*PROMPT*
Among the entries below, find each line holding "with" and return it.

-- MATERIAL FOR THIS TASK follows --

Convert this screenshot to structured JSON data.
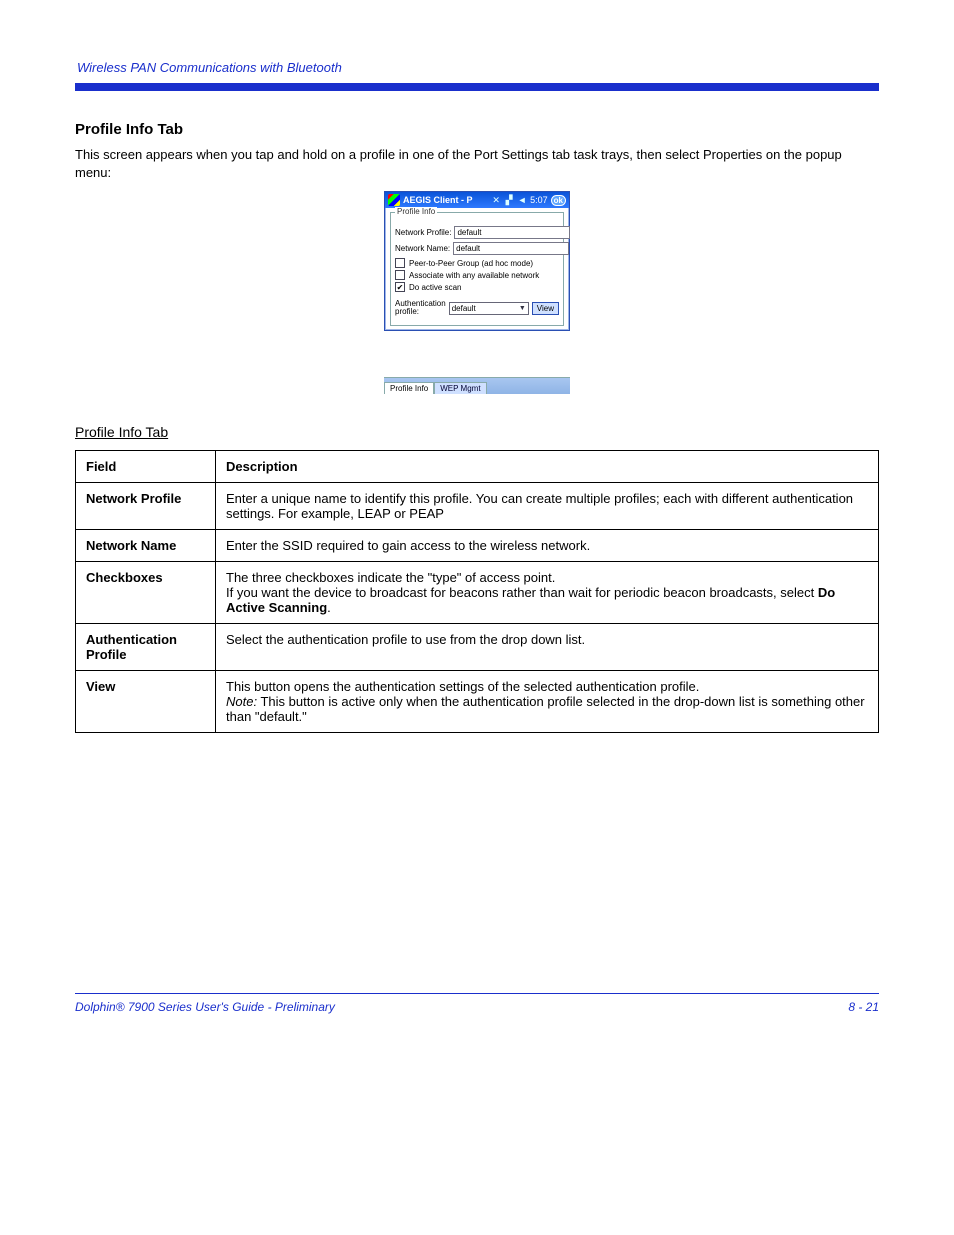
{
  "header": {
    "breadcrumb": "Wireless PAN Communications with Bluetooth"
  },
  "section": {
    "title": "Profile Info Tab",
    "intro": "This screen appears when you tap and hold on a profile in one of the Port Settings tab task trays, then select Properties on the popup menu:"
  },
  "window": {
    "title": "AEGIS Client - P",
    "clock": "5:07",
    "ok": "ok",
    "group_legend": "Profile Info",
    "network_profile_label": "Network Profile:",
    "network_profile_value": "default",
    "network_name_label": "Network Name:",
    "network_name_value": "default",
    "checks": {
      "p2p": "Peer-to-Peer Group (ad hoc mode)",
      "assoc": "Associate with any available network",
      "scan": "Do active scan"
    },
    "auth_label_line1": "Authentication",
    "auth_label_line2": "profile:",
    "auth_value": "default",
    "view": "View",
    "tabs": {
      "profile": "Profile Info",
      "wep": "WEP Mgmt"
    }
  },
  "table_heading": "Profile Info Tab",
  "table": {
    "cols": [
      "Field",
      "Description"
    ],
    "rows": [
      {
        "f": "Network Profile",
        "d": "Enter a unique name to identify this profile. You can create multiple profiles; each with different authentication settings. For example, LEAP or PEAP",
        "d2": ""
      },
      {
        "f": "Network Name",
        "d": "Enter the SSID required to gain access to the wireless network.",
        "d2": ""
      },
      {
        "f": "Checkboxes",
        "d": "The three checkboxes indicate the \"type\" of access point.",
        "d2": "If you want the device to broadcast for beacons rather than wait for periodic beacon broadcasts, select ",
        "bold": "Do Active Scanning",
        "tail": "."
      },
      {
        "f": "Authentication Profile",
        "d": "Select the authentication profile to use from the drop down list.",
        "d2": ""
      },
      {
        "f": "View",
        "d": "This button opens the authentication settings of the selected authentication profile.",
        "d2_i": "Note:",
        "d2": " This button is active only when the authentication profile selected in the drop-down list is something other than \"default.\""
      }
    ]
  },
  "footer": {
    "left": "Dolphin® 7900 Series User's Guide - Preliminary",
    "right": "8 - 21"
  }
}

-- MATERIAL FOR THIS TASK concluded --

*EXERCISE SOLUTION*
    "breadcrumb": "Wireless PAN Communications with Bluetooth"
      "assoc": "Associate with any available network",
        "d": "Enter a unique name to identify this profile. You can create multiple profiles; each with different authentication settings. For example, LEAP or PEAP",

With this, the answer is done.